#### WHAT IS NEEDED
Lines in which "title" appears should be pulled from the data below.

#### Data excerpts
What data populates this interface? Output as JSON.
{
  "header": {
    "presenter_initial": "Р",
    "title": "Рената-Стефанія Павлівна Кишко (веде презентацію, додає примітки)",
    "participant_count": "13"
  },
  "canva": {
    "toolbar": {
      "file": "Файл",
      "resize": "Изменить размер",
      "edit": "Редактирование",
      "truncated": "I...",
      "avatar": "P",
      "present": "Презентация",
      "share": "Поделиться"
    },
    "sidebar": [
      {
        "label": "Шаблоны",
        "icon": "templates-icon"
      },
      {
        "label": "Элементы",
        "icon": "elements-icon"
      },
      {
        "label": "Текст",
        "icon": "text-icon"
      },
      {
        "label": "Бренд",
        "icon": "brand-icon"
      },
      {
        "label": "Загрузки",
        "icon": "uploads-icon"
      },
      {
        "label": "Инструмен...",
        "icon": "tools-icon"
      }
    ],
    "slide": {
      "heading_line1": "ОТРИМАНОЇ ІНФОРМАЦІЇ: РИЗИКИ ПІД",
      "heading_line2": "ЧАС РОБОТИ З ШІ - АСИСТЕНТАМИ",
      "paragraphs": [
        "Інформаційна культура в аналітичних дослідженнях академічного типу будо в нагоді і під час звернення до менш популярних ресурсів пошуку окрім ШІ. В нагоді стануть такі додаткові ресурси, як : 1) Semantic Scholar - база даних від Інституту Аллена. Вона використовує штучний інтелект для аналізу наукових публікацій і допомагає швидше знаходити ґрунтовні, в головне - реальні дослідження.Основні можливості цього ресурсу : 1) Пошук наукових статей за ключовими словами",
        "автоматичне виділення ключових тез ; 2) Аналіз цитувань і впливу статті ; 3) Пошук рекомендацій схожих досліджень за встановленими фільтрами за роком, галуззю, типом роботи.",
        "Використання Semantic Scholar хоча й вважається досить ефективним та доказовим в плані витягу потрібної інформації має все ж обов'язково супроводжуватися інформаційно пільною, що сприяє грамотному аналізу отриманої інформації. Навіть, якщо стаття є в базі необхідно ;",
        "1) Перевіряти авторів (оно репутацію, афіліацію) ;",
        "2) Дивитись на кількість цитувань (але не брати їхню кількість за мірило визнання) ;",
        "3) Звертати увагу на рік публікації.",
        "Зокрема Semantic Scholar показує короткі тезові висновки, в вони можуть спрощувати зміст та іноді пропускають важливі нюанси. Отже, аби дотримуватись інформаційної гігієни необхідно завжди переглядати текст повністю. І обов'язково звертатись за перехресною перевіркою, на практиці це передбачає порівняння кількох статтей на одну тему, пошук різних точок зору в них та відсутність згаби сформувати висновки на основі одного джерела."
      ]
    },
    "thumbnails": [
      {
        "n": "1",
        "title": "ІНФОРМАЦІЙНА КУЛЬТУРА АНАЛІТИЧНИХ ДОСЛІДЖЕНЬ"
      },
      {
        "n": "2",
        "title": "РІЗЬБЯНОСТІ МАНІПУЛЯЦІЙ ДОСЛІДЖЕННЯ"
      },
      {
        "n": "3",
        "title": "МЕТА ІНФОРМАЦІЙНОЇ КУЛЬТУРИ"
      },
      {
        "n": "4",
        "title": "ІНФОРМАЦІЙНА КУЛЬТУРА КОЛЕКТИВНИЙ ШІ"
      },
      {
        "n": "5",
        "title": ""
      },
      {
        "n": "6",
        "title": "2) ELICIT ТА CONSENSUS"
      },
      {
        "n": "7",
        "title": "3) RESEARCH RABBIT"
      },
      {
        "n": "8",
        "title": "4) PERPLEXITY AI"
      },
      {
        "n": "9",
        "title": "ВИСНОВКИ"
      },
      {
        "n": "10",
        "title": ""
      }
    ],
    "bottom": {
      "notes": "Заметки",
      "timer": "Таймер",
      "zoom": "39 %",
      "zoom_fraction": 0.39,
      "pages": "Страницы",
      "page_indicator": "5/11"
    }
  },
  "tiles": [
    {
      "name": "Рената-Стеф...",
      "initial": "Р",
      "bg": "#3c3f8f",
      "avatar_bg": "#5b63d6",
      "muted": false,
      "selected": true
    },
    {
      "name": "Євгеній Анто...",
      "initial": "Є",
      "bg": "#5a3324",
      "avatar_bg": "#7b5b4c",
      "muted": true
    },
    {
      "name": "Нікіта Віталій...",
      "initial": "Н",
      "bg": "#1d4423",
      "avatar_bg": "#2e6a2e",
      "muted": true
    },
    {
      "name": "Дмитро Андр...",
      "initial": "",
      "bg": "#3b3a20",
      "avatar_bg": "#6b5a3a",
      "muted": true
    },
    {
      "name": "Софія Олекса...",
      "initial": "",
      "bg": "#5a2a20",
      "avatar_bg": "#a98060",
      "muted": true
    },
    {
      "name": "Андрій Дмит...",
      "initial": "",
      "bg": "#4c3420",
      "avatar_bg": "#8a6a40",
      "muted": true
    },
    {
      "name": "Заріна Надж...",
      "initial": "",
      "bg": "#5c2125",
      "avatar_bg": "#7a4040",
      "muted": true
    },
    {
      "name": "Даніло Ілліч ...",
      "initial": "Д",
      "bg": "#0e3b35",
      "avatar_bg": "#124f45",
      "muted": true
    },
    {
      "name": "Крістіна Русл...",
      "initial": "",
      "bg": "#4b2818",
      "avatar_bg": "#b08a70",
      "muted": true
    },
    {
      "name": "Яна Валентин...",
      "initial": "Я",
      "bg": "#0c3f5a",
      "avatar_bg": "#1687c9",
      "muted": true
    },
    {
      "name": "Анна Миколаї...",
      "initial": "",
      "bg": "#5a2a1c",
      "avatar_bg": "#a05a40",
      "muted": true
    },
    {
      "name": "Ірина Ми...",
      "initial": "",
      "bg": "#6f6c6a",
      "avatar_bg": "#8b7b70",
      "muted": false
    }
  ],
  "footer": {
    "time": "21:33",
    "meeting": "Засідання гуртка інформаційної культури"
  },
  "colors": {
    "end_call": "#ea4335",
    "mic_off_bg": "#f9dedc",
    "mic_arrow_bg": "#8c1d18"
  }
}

#### WRITTEN REPLY
    "title": "Рената-Стефанія Павлівна Кишко (веде презентацію, додає примітки)",
        "title": "ІНФОРМАЦІЙНА КУЛЬТУРА АНАЛІТИЧНИХ ДОСЛІДЖЕНЬ"
        "title": "РІЗЬБЯНОСТІ МАНІПУЛЯЦІЙ ДОСЛІДЖЕННЯ"
        "title": "МЕТА ІНФОРМАЦІЙНОЇ КУЛЬТУРИ"
        "title": "ІНФОРМАЦІЙНА КУЛЬТУРА КОЛЕКТИВНИЙ ШІ"
        "title": ""
        "title": "2) ELICIT ТА CONSENSUS"
        "title": "3) RESEARCH RABBIT"
        "title": "4) PERPLEXITY AI"
        "title": "ВИСНОВКИ"
        "title": ""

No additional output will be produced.